- Pass the Paycheck Fairness Act (S. 84/ H.R. 377), which would amend the Equal Pay Act to strengthen remedies and enforcement and limit employer defenses.
Equal Opportunity: Continue to investigate the ongoing persistence of discrimination against minority and women entrepreneurs; explore innovative solutions to the problems of such discrimination and inequity; and defend against efforts to eliminate or curtail equal opportunity programs for women and minority businesses, including in appropriating and authorizing legislation.
Fair Housing: Pass the Housing Opportunities Made Equal Act of 2013 (S. 1242/H.R. 2479), which would amend the Fair Housing Act to include LGBT, marital status, and source-of-income protections, and other changes.
Fund grants authorized under Sec. 4704 of the Matthew Shepard and James Byrd, Jr. Hate Crimes Prevention Act, which are intended to help support criminal investigations and prosecutions by state, local, and tribal law enforcement officials.
- Hold oversight hearings and briefing on ways to ensure more accurate, helpful national hate crime statistics—including greater transparency and accountability.
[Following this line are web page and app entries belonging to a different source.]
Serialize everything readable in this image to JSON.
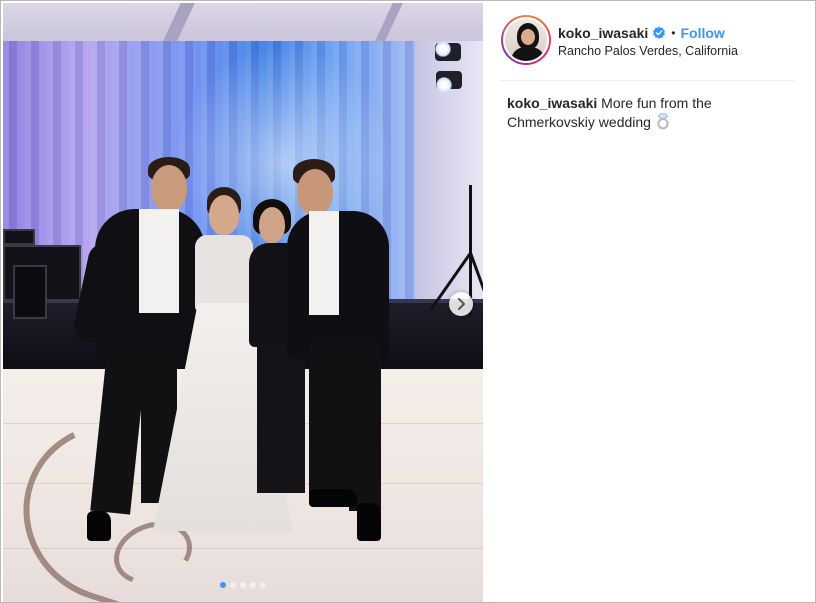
{
  "post": {
    "username": "koko_iwasaki",
    "verified": true,
    "separator": "•",
    "follow_label": "Follow",
    "location": "Rancho Palos Verdes, California",
    "caption": {
      "username": "koko_iwasaki",
      "text": "More fun from the Chmerkovskiy wedding"
    },
    "icons": {
      "verified": "verified-badge-icon",
      "next": "chevron-right-icon",
      "caption_emoji": "ring-icon"
    },
    "colors": {
      "link": "#3897f0",
      "text": "#262626"
    }
  },
  "carousel": {
    "slide_count": 5,
    "active_index": 0
  }
}
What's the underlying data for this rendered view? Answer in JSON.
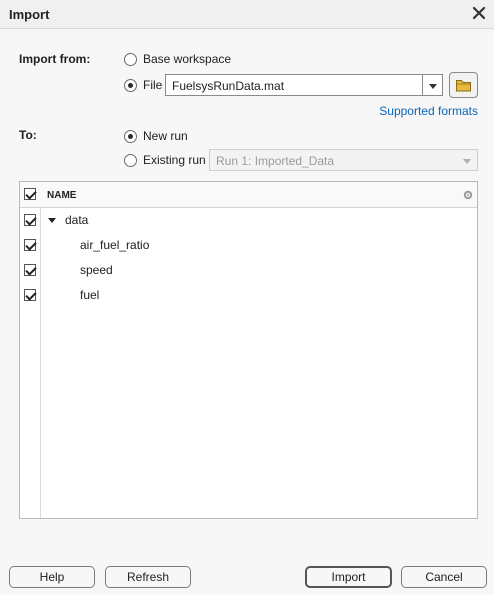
{
  "window": {
    "title": "Import",
    "close_icon": "close-icon"
  },
  "import_from": {
    "label": "Import from:",
    "base_workspace_label": "Base workspace",
    "file_label": "File",
    "file_value": "FuelsysRunData.mat",
    "selected": "file",
    "supported_formats_link": "Supported formats",
    "folder_icon": "folder-icon"
  },
  "to": {
    "label": "To:",
    "new_run_label": "New run",
    "existing_run_label": "Existing run",
    "existing_run_value": "Run 1: Imported_Data",
    "selected": "new_run"
  },
  "table": {
    "header_name": "NAME",
    "all_checked": true,
    "rows": [
      {
        "label": "data",
        "checked": true,
        "expanded": true,
        "level": 0
      },
      {
        "label": "air_fuel_ratio",
        "checked": true,
        "level": 1
      },
      {
        "label": "speed",
        "checked": true,
        "level": 1
      },
      {
        "label": "fuel",
        "checked": true,
        "level": 1
      }
    ]
  },
  "buttons": {
    "help": "Help",
    "refresh": "Refresh",
    "import": "Import",
    "cancel": "Cancel"
  },
  "colors": {
    "link": "#0b64b6",
    "folder": "#e8b93a"
  }
}
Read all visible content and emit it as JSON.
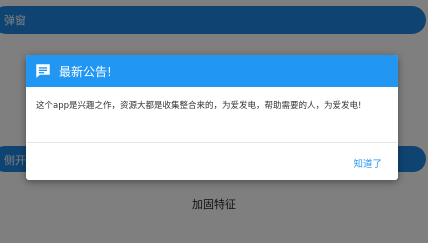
{
  "background": {
    "top_item_label": "弹窗",
    "middle_item_label": "侧开",
    "bottom_item_label": "加固特征"
  },
  "dialog": {
    "icon": "message-icon",
    "title": "最新公告!",
    "message": "这个app是兴趣之作，资源大都是收集整合来的，为爱发电，帮助需要的人，为爱发电!",
    "ok_label": "知道了"
  },
  "colors": {
    "accent": "#2196f3",
    "bg_pill": "#1e88e5"
  }
}
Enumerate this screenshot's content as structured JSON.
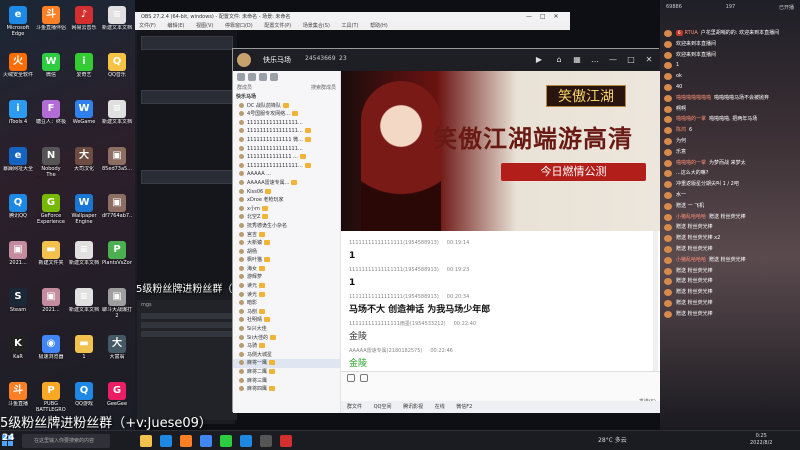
{
  "desktop": {
    "icons": [
      {
        "label": "Microsoft Edge",
        "color": "#1e88e5",
        "glyph": "e"
      },
      {
        "label": "斗鱼直播伴侣",
        "color": "#ff7f24",
        "glyph": "斗"
      },
      {
        "label": "网易云音乐",
        "color": "#d32f2f",
        "glyph": "♪"
      },
      {
        "label": "新建文本文档",
        "color": "#e0e0e0",
        "glyph": "≡"
      },
      {
        "label": "火绒安全软件",
        "color": "#ff6d00",
        "glyph": "火"
      },
      {
        "label": "微信",
        "color": "#2ecc40",
        "glyph": "W"
      },
      {
        "label": "爱奇艺",
        "color": "#33cc33",
        "glyph": "i"
      },
      {
        "label": "QQ音乐",
        "color": "#f6c445",
        "glyph": "Q"
      },
      {
        "label": "iTools 4",
        "color": "#2c9bf0",
        "glyph": "i"
      },
      {
        "label": "糖豆人：终极",
        "color": "#b36bd6",
        "glyph": "F"
      },
      {
        "label": "WeGame",
        "color": "#2f80ed",
        "glyph": "W"
      },
      {
        "label": "新建文本文档",
        "color": "#e0e0e0",
        "glyph": "≡"
      },
      {
        "label": "暴躁网址大全",
        "color": "#1565c0",
        "glyph": "e"
      },
      {
        "label": "Nobody The Turnaround",
        "color": "#555555",
        "glyph": "N"
      },
      {
        "label": "大司汉化",
        "color": "#6d4c41",
        "glyph": "大"
      },
      {
        "label": "85ed73a5...",
        "color": "#8d6e63",
        "glyph": "▣"
      },
      {
        "label": "腾讯QQ",
        "color": "#1e88e5",
        "glyph": "Q"
      },
      {
        "label": "GeForce Experience",
        "color": "#76b900",
        "glyph": "G"
      },
      {
        "label": "Wallpaper Engine",
        "color": "#1976d2",
        "glyph": "W"
      },
      {
        "label": "df7764ab7...",
        "color": "#8d6e63",
        "glyph": "▣"
      },
      {
        "label": "2021...",
        "color": "#c48b9f",
        "glyph": "▣"
      },
      {
        "label": "新建文件夹",
        "color": "#f2c14e",
        "glyph": "▬"
      },
      {
        "label": "新建文本文档",
        "color": "#e0e0e0",
        "glyph": "≡"
      },
      {
        "label": "PlantsVsZombies",
        "color": "#4caf50",
        "glyph": "P"
      },
      {
        "label": "Steam",
        "color": "#1b2838",
        "glyph": "S"
      },
      {
        "label": "2021...",
        "color": "#c48b9f",
        "glyph": "▣"
      },
      {
        "label": "新建文本文档",
        "color": "#e0e0e0",
        "glyph": "≡"
      },
      {
        "label": "聊斗大战爆打2",
        "color": "#9e9e9e",
        "glyph": "▣"
      },
      {
        "label": "KaR",
        "color": "#212121",
        "glyph": "K"
      },
      {
        "label": "极速浏览器",
        "color": "#4285f4",
        "glyph": "◉"
      },
      {
        "label": "1",
        "color": "#f2c14e",
        "glyph": "▬"
      },
      {
        "label": "大富翁",
        "color": "#455a64",
        "glyph": "大"
      },
      {
        "label": "斗鱼直播",
        "color": "#ff7f24",
        "glyph": "斗"
      },
      {
        "label": "PUBG BATTLEGROUNDS",
        "color": "#f9a825",
        "glyph": "P"
      },
      {
        "label": "QQ游戏",
        "color": "#1e88e5",
        "glyph": "Q"
      },
      {
        "label": "GeeGee",
        "color": "#e91e63",
        "glyph": "G"
      }
    ]
  },
  "obs": {
    "title": "OBS 27.2.4 (64-bit, windows) - 配置文件: 未命名 - 场景: 未命名",
    "menu": [
      "文件(F)",
      "编辑(E)",
      "视图(V)",
      "停靠窗口(D)",
      "配置文件(P)",
      "场景集合(S)",
      "工具(T)",
      "帮助(H)"
    ],
    "controls": [
      "—",
      "□",
      "✕"
    ],
    "promo_small": "5级粉丝牌进粉丝群（+v:",
    "source_label": "mgs"
  },
  "qq": {
    "group_name": "快乐马场",
    "group_id": "24543669",
    "member_count": "23",
    "sidebar_title": "群成员",
    "sidebar_search": "搜索群成员",
    "members": [
      {
        "name": "快乐马场",
        "header": true
      },
      {
        "name": "DC 战队前锋队",
        "header": false
      },
      {
        "name": "4号国服专攻网络...",
        "header": false
      },
      {
        "name": "1111111111111111...",
        "header": false
      },
      {
        "name": "1111111111111111...",
        "header": false
      },
      {
        "name": "11111111111111 微...",
        "header": false
      },
      {
        "name": "1111111111111111...",
        "header": false
      },
      {
        "name": "11111111111111 ...",
        "header": false
      },
      {
        "name": "1111111111111111...",
        "header": false
      },
      {
        "name": "AAAAA ...",
        "header": false
      },
      {
        "name": "AAAAA雷速专属...",
        "header": false
      },
      {
        "name": "Kiss06",
        "header": false
      },
      {
        "name": "xDroe 老枪玩家",
        "header": false
      },
      {
        "name": "x小m",
        "header": false
      },
      {
        "name": "北空Z",
        "header": false
      },
      {
        "name": "抚秀德诡生小杂名",
        "header": false
      },
      {
        "name": "宫吉",
        "header": false
      },
      {
        "name": "大新镇",
        "header": false
      },
      {
        "name": "胡杨",
        "header": false
      },
      {
        "name": "枫叶猫",
        "header": false
      },
      {
        "name": "海女",
        "header": false
      },
      {
        "name": "游辉萝",
        "header": false
      },
      {
        "name": "读元",
        "header": false
      },
      {
        "name": "读光",
        "header": false
      },
      {
        "name": "暗影",
        "header": false
      },
      {
        "name": "马刨",
        "header": false
      },
      {
        "name": "社明晴",
        "header": false
      },
      {
        "name": "Si兴大佳",
        "header": false
      },
      {
        "name": "Sii大佳的",
        "header": false
      },
      {
        "name": "马骑",
        "header": false
      },
      {
        "name": "马侧大城星",
        "header": false
      },
      {
        "name": "麻将一鹰",
        "header": false,
        "selected": true
      },
      {
        "name": "麻将二鹰",
        "header": false
      },
      {
        "name": "麻将三鹰",
        "header": false
      },
      {
        "name": "麻将四鹰",
        "header": false
      }
    ],
    "banner": {
      "logo": "笑傲江湖",
      "title": "笑傲江湖端游高清",
      "subtitle": "今日燃情公测"
    },
    "messages": [
      {
        "sender": "11111111111111111(1954588913)",
        "time": "00:19:14",
        "text": "1",
        "style": ""
      },
      {
        "sender": "11111111111111111(1954588913)",
        "time": "00:19:23",
        "text": "1",
        "style": ""
      },
      {
        "sender": "11111111111111111(1954588913)",
        "time": "00:20:34",
        "text": "马场不大  创造神话  为我马场少年郎",
        "style": "serif"
      },
      {
        "sender": "1111111111111111雨墨(1954533212)",
        "time": "00:22:40",
        "text": "金陵",
        "style": "plain"
      },
      {
        "sender": "AAAAA雷速专属(2180182575)",
        "time": "00:22:46",
        "text": "金陵",
        "style": "green"
      }
    ],
    "input_bottom": [
      "群文件",
      "QQ空间",
      "腾讯影视",
      "在线",
      "微信F2"
    ],
    "send_label": "发送(S)"
  },
  "right_panel": {
    "viewers": "69886",
    "likes": "197",
    "status": "已开播",
    "chat": [
      {
        "badge": "6",
        "user": "RTUA",
        "text": "户花里胡哨的的: 欢迎来到本直播间"
      },
      {
        "badge": "",
        "user": "",
        "text": "欢迎来到本直播间"
      },
      {
        "badge": "",
        "user": "",
        "text": "欢迎来到本直播间"
      },
      {
        "badge": "",
        "user": "",
        "text": "1"
      },
      {
        "badge": "",
        "user": "",
        "text": "ok"
      },
      {
        "badge": "",
        "user": "",
        "text": "40"
      },
      {
        "badge": "",
        "user": "啪啪啪啪啪啪啪",
        "text": "啪啪啪啪马场不会被抛弃"
      },
      {
        "badge": "",
        "user": "",
        "text": "啊啊"
      },
      {
        "badge": "",
        "user": "啪啪啪的一掌",
        "text": "啪啪啪啪, 把两年马场"
      },
      {
        "badge": "",
        "user": "陈鸿",
        "text": "6"
      },
      {
        "badge": "",
        "user": "",
        "text": "为何"
      },
      {
        "badge": "",
        "user": "",
        "text": "乐意"
      },
      {
        "badge": "",
        "user": "啪啪啪的一掌",
        "text": "为梦而战 来梦太"
      },
      {
        "badge": "",
        "user": "",
        "text": "...这么大的嘛?"
      },
      {
        "badge": "",
        "user": "",
        "text": "冲重返版星分期尖叫 1 / 2吧"
      },
      {
        "badge": "",
        "user": "",
        "text": "水一"
      },
      {
        "badge": "",
        "user": "",
        "text": "赠送 一 飞机"
      },
      {
        "badge": "",
        "user": "小猪乱哈哈哈",
        "text": "赠送 粉丝荧光棒"
      },
      {
        "badge": "",
        "user": "",
        "text": "赠送 粉丝荧光棒"
      },
      {
        "badge": "",
        "user": "",
        "text": "赠送 粉丝荧光棒 x2"
      },
      {
        "badge": "",
        "user": "",
        "text": "赠送 粉丝荧光棒"
      },
      {
        "badge": "",
        "user": "小猪乱哈哈哈",
        "text": "赠送 粉丝荧光棒"
      },
      {
        "badge": "",
        "user": "",
        "text": "赠送 粉丝荧光棒"
      },
      {
        "badge": "",
        "user": "",
        "text": "赠送 粉丝荧光棒"
      },
      {
        "badge": "",
        "user": "",
        "text": "赠送 粉丝荧光棒"
      },
      {
        "badge": "",
        "user": "",
        "text": "赠送 粉丝荧光棒"
      },
      {
        "badge": "",
        "user": "",
        "text": "赠送 粉丝荧光棒"
      }
    ]
  },
  "big_promo": "5级粉丝牌进粉丝群（+v:Juese09）",
  "taskbar": {
    "search_placeholder": "在这里输入你要搜索的内容",
    "weather": "28°C 多云",
    "time": "0:25",
    "date": "2022/8/2",
    "counter": "24"
  }
}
Health Care: Pass the Health Equity and Accountability Act (S. 2474/H.R. 2954).
Human Rights: Ratify the Convention on the Rights of Persons with Disabilities (CRPD).
Immigration: Pursue comprehensive immigration reform, including a realistic path to citizenship, the DREAM Act (including in-state tuition and access to health care), AgJOBS, the Reuniting Families Act, due process in detention and removal, worker protections, safeguards against profiling, and other much-needed improvements to our existing immigration, naturalization, and integration policies. This reform should not include any “surge” in border enforcement, expanded detention, or increased state & local immigration enforcement.
Jobs: Invest in job creation that builds the economy and meets pressing needs, including modernizing infrastructure (transportation, schools, broadband, water treatment, etc.); providing care (improve funding for home care services and related training and job quality measures); restoring public services (aid to states and localities to put teachers, first responders and others back to work); manufacturing (especially relating to energy efficiency and renewables); and providing targeted assistance to underserved communities.
- Update the Electronic Communications Privacy Act to establish that law enforcement searches of email, cell phones, online web content, and GPS devices receive the same Fourth Amendment protection as letters and telephone calls did in previous generations.
- Protect the Lifeline program from attack, and modernize the program to help low-income households gain access to broadband Internet service.
Transportation: Pass a transformative transportation reauthorization that (1) improves job opportunities for underrepresented communities in the transportation sector; (2) ensures community involvement and public participation in transportation planning and decision making; (3) protects against cuts to public transportation funding and service; (4) promotes safety for pedestrians and bicyclists; (5) ensures that streets and public rights-of-way are safe and accessible for everyone, including people with disabilities; and (6) targets transportation dollars toward communities most in need of investment.
U.S. Commission on Civil Rights: Pass reauthorizing legislation that transforms the U.S. Commission on Civil Rights into a truly independent and effective agency, includes increased funding for the agency, and restores and expands its historic mission of protecting and promoting civil and human rights.
- Pass legislation to restore the protections of the Voting Rights Act struck down by the Supreme Court’s Shelby County ruling.
- Pass the Voter Registration Modernization Act, which is an important first step toward streamlining and modernizing our country's antiquated and overburdened voter registration system.
Pass The Democracy Restoration Act, which would restore voting rights in federal elections to the nearly four million Americans who have lost their voting rights following a criminal conviction, and who have been released from prison and are living in the community.